> [ABOUT THIS TASK]: After reading the data below, copy out every line that contains the word "label".

Entries taken from a collection:
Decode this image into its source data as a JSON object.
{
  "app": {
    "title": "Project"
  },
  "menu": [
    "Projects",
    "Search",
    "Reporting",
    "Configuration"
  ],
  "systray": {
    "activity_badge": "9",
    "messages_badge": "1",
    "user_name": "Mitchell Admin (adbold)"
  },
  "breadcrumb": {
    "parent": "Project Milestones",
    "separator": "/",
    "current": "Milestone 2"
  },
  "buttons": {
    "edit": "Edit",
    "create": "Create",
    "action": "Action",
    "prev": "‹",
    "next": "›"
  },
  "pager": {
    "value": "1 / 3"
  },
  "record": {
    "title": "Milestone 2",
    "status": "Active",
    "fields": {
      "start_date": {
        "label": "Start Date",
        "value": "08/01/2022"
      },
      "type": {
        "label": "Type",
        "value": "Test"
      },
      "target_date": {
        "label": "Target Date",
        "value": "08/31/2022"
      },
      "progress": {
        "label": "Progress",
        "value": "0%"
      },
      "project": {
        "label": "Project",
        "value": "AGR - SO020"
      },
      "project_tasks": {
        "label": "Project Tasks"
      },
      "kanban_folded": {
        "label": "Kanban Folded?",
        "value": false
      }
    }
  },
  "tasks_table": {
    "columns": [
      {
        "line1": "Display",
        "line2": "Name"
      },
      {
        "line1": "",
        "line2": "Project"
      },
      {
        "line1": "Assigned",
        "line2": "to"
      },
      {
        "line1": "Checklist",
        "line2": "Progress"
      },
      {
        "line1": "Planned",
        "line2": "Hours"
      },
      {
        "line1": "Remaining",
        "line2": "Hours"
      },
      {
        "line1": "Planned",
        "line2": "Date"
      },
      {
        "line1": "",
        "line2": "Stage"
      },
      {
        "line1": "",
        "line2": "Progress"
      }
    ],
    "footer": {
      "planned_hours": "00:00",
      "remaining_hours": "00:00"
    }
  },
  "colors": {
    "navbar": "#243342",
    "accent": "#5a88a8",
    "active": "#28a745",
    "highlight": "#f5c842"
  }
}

> [RESPONSE AREA]:
        "label": "Start Date",
        "label": "Type",
        "label": "Target Date",
        "label": "Progress",
        "label": "Project",
        "label": "Project Tasks"
        "label": "Kanban Folded?",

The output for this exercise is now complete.